was out and then took his belt and strangled him. She even punched more holes in
the belt in order to be able to tighten it enough to strangle him. When he was
no longer breathing she wrapped him in the quilt and got him down the stairs and
into the car. The quilt was reported to be an old red and blue quilt that they
used in their room. She drove around not knowing what to do, found a remote
deserted road, got the body out of the car and into the ditch, poured Naptha on
it and set it afire. She then returned to their room and told people that he had
gone off on his own and didn’t tell her where. After a few days she packed up
and went to her sisters home in Naperville, Illinois.
It was several days later that two young boys found the smoldering remains on
the country road. Authorities could not identify the body but there was a small
scrap of the blue and red quilt left that hadn’t burned. The owner of the rooms
where Laura and Kitselman lived recognized the quilt as having been on the their
bed, and this led to identification of the body as Kitselman and the arrest of
Laura confessed to the crime and her confession tells of the drinking and abuse
from Kitselman. “I’m not sorry, he made me so mad I had to do it. He fought with
me and was drunk all the time”, she had said when apprehended in 1929 a week
after the murder. While in jail awaiting her trial she made several dresses and
was an accomplished needlewoman. At her trial she was sentenced to 25 years in
Joliet Prison. Instead of life or the death penalty she was given this lighter
sentence because of the abuse she had endured. A court appointed Doctor deemed
her mentally deficient.
Laura was said to be a model prisoner and was scheduled for parole when she died
from complications after gall bladder surgery. She had spent 12 years in prison
and was only 33 years old when she died.
I hope her years in prison were better than her life with Kitselman and that she
found some peace there. In researching this story I had hoped to find that she

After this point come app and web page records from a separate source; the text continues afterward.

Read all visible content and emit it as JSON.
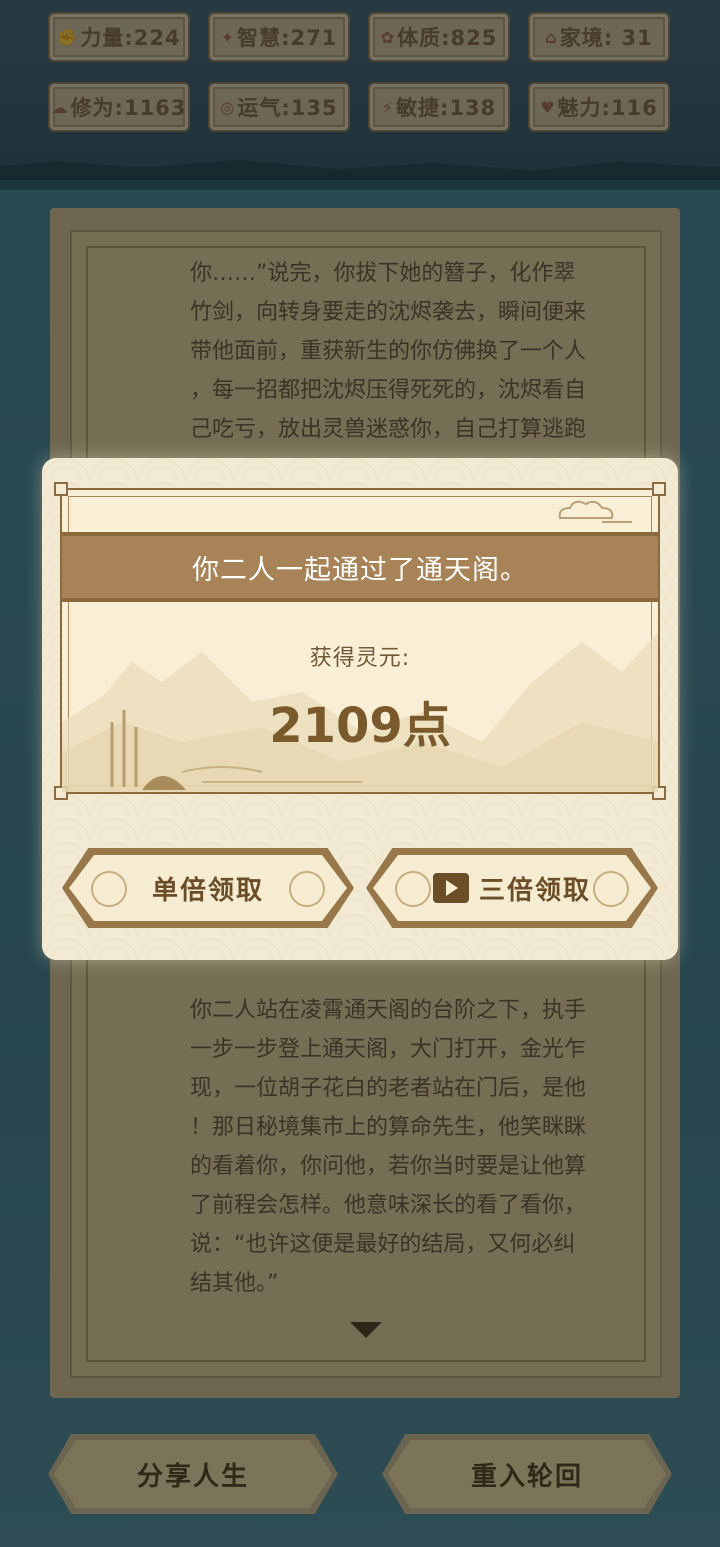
{
  "stats": [
    {
      "icon": "fist-icon",
      "glyph": "✊",
      "label": "力量:224"
    },
    {
      "icon": "brain-icon",
      "glyph": "✦",
      "label": "智慧:271"
    },
    {
      "icon": "body-icon",
      "glyph": "✿",
      "label": "体质:825"
    },
    {
      "icon": "house-icon",
      "glyph": "⌂",
      "label": "家境: 31"
    },
    {
      "icon": "cloud-icon",
      "glyph": "☁",
      "label": "修为:1163"
    },
    {
      "icon": "luck-icon",
      "glyph": "◎",
      "label": "运气:135"
    },
    {
      "icon": "lightning-icon",
      "glyph": "⚡",
      "label": "敏捷:138"
    },
    {
      "icon": "heart-icon",
      "glyph": "♥",
      "label": "魅力:116"
    }
  ],
  "story_top": [
    "你……”说完，你拔下她的簪子，化作翠",
    "竹剑，向转身要走的沈烬袭去，瞬间便来",
    "带他面前，重获新生的你仿佛换了一个人",
    "，每一招都把沈烬压得死死的，沈烬看自",
    "己吃亏，放出灵兽迷惑你，自己打算逃跑"
  ],
  "story_bottom": [
    "你二人站在凌霄通天阁的台阶之下，执手",
    "一步一步登上通天阁，大门打开，金光乍",
    "现，一位胡子花白的老者站在门后，是他",
    "！那日秘境集市上的算命先生，他笑眯眯",
    "的看着你，你问他，若你当时要是让他算",
    "了前程会怎样。他意味深长的看了看你，",
    "说：“也许这便是最好的结局，又何必纠",
    "结其他。”"
  ],
  "bottom_buttons": {
    "share": "分享人生",
    "rebirth": "重入轮回"
  },
  "modal": {
    "title": "你二人一起通过了通天阁。",
    "reward_label": "获得灵元:",
    "reward_value": "2109点",
    "single_claim": "单倍领取",
    "triple_claim": "三倍领取"
  },
  "colors": {
    "modal_bg": "#f2ead2",
    "title_band": "#a78357",
    "accent_text": "#7a5a2c"
  }
}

was paroled after a proper amount of time and maybe found a good life for
herself, she would have still been a young woman and it felt like losing a close
friend when I found out how the story ended. I’ll never know what those years in
prison were like for her or if she had hopes for a better life when she was
released. But not all stories end--- they lived happily ever after.
Thank you, Pat, for sharing your story with us. Pat lives in Colorado.
Formerly, she managed the Rocky Mountain Quilt Museum' s shop. You can reach her